_What needs to be done_
Report, from the records below, every line where the word "pages" appears.

───

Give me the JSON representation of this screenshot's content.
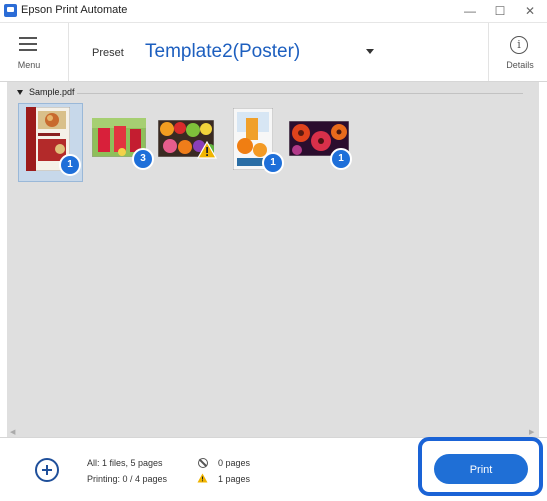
{
  "window": {
    "title": "Epson Print Automate",
    "minimize_glyph": "—",
    "maximize_glyph": "☐",
    "close_glyph": "✕"
  },
  "toolbar": {
    "menu_label": "Menu",
    "preset_label": "Preset",
    "preset_value": "Template2(Poster)",
    "details_label": "Details",
    "details_glyph": "i"
  },
  "content": {
    "group_name": "Sample.pdf",
    "thumbnails": [
      {
        "name": "thumbnail-1-cookbook",
        "badge": "1",
        "selected": true,
        "warning": false
      },
      {
        "name": "thumbnail-2-drinks",
        "badge": "3",
        "selected": false,
        "warning": false
      },
      {
        "name": "thumbnail-3-fruits",
        "badge": "",
        "selected": false,
        "warning": true
      },
      {
        "name": "thumbnail-4-juice",
        "badge": "1",
        "selected": false,
        "warning": false
      },
      {
        "name": "thumbnail-5-flowers",
        "badge": "1",
        "selected": false,
        "warning": false
      }
    ]
  },
  "status": {
    "all_files": "All: 1 files, 5 pages",
    "printing": "Printing: 0 / 4 pages",
    "skipped_pages": "0 pages",
    "warning_pages": "1 pages"
  },
  "actions": {
    "print_label": "Print"
  },
  "colors": {
    "accent": "#1f6fd6",
    "highlight": "#1a63d6",
    "content_bg": "#dfdfdf",
    "warning": "#f0b400"
  }
}
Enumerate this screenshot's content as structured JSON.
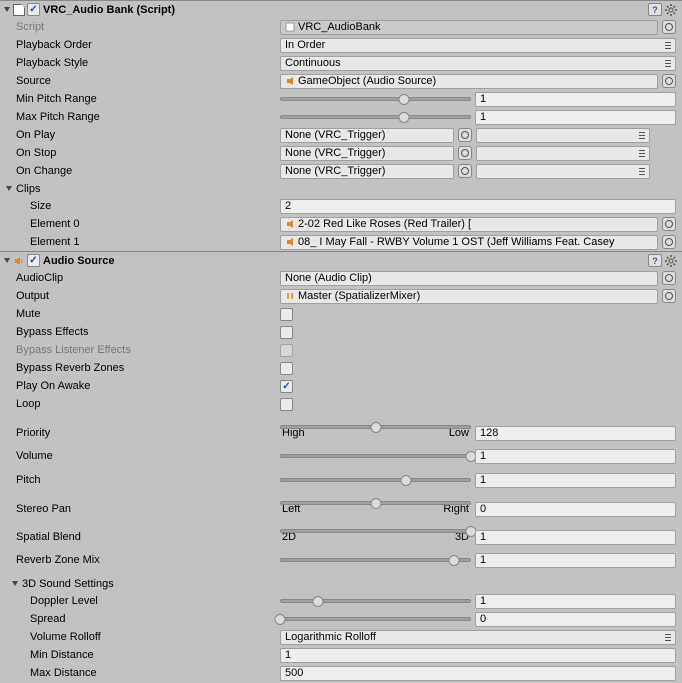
{
  "comp1": {
    "title": "VRC_Audio Bank (Script)",
    "script": {
      "label": "Script",
      "value": "VRC_AudioBank"
    },
    "playbackOrder": {
      "label": "Playback Order",
      "value": "In Order"
    },
    "playbackStyle": {
      "label": "Playback Style",
      "value": "Continuous"
    },
    "source": {
      "label": "Source",
      "value": "GameObject (Audio Source)"
    },
    "minPitch": {
      "label": "Min Pitch Range",
      "value": "1",
      "pos": 65
    },
    "maxPitch": {
      "label": "Max Pitch Range",
      "value": "1",
      "pos": 65
    },
    "onPlay": {
      "label": "On Play",
      "value": "None (VRC_Trigger)"
    },
    "onStop": {
      "label": "On Stop",
      "value": "None (VRC_Trigger)"
    },
    "onChange": {
      "label": "On Change",
      "value": "None (VRC_Trigger)"
    },
    "clips": {
      "label": "Clips",
      "size": {
        "label": "Size",
        "value": "2"
      },
      "el0": {
        "label": "Element 0",
        "value": "2-02 Red Like Roses (Red Trailer) ["
      },
      "el1": {
        "label": "Element 1",
        "value": "08_ I May Fall - RWBY Volume 1 OST (Jeff Williams Feat. Casey"
      }
    }
  },
  "comp2": {
    "title": "Audio Source",
    "audioClip": {
      "label": "AudioClip",
      "value": "None (Audio Clip)"
    },
    "output": {
      "label": "Output",
      "value": "Master (SpatializerMixer)"
    },
    "mute": {
      "label": "Mute"
    },
    "bypassEffects": {
      "label": "Bypass Effects"
    },
    "bypassListener": {
      "label": "Bypass Listener Effects"
    },
    "bypassReverb": {
      "label": "Bypass Reverb Zones"
    },
    "playOnAwake": {
      "label": "Play On Awake"
    },
    "loop": {
      "label": "Loop"
    },
    "priority": {
      "label": "Priority",
      "value": "128",
      "pos": 50,
      "left": "High",
      "right": "Low"
    },
    "volume": {
      "label": "Volume",
      "value": "1",
      "pos": 100
    },
    "pitch": {
      "label": "Pitch",
      "value": "1",
      "pos": 66
    },
    "stereoPan": {
      "label": "Stereo Pan",
      "value": "0",
      "pos": 50,
      "left": "Left",
      "right": "Right"
    },
    "spatialBlend": {
      "label": "Spatial Blend",
      "value": "1",
      "pos": 100,
      "left": "2D",
      "right": "3D"
    },
    "reverbZoneMix": {
      "label": "Reverb Zone Mix",
      "value": "1",
      "pos": 91
    },
    "sound3d": {
      "label": "3D Sound Settings",
      "doppler": {
        "label": "Doppler Level",
        "value": "1",
        "pos": 20
      },
      "spread": {
        "label": "Spread",
        "value": "0",
        "pos": 0
      },
      "rolloff": {
        "label": "Volume Rolloff",
        "value": "Logarithmic Rolloff"
      },
      "minDist": {
        "label": "Min Distance",
        "value": "1"
      },
      "maxDist": {
        "label": "Max Distance",
        "value": "500"
      }
    }
  }
}
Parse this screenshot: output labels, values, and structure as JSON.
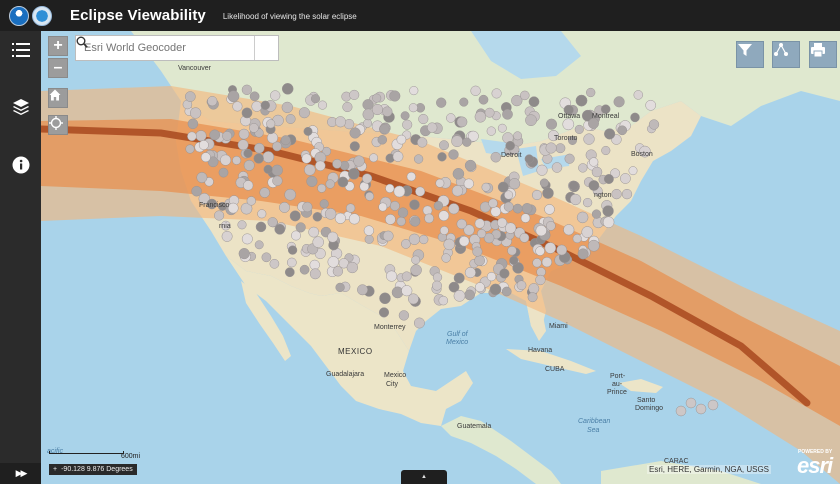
{
  "header": {
    "title": "Eclipse Viewability",
    "subtitle": "Likelihood of viewing the solar eclipse"
  },
  "search": {
    "placeholder": "Esri World Geocoder"
  },
  "zoom": {
    "in": "+",
    "out": "–"
  },
  "map_labels": [
    {
      "text": "Vancouver"
    },
    {
      "text": "Ottawa"
    },
    {
      "text": "Montreal"
    },
    {
      "text": "Toronto"
    },
    {
      "text": "Boston"
    },
    {
      "text": "Detroit"
    },
    {
      "text": "ngton"
    },
    {
      "text": "Francisco"
    },
    {
      "text": "Monterrey"
    },
    {
      "text": "MEXICO"
    },
    {
      "text": "Guadalajara"
    },
    {
      "text": "Mexico"
    },
    {
      "text": "City"
    },
    {
      "text": "Guatemala"
    },
    {
      "text": "Havana"
    },
    {
      "text": "CUBA"
    },
    {
      "text": "Miami"
    },
    {
      "text": "Port-"
    },
    {
      "text": "au-"
    },
    {
      "text": "Prince"
    },
    {
      "text": "Santo"
    },
    {
      "text": "Domingo"
    },
    {
      "text": "Caribbean"
    },
    {
      "text": "Sea"
    },
    {
      "text": "Gulf of"
    },
    {
      "text": "Mexico"
    },
    {
      "text": "CARAC"
    },
    {
      "text": "rnia"
    },
    {
      "text": "acific"
    }
  ],
  "scale": {
    "label": "600mi"
  },
  "coords": {
    "plus": "+",
    "text": "-90.128 9.876 Degrees"
  },
  "attribution": "Esri, HERE, Garmin, NGA, USGS",
  "esri": {
    "powered": "POWERED BY",
    "word": "esri"
  },
  "colors": {
    "header_bg": "#1f1f1f",
    "sidebar_bg": "#2b2b2b",
    "path_outer": "#f3b77a",
    "path_mid": "#e78f4e",
    "path_center": "#a8491e",
    "ocean": "#a9d3ea",
    "land": "#e8e0c5",
    "point": "#d3cccc",
    "button_accent": "#8fa9bd"
  },
  "icons": [
    "list-icon",
    "layers-icon",
    "info-icon",
    "home-icon",
    "locate-icon",
    "search-icon",
    "filter-icon",
    "share-icon",
    "print-icon",
    "expand-icon",
    "chevron-up-icon"
  ]
}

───

_Response area_
    "all_files": "All: 1 files, 5 pages",
    "printing": "Printing: 0 / 4 pages",
    "skipped_pages": "0 pages",
    "warning_pages": "1 pages"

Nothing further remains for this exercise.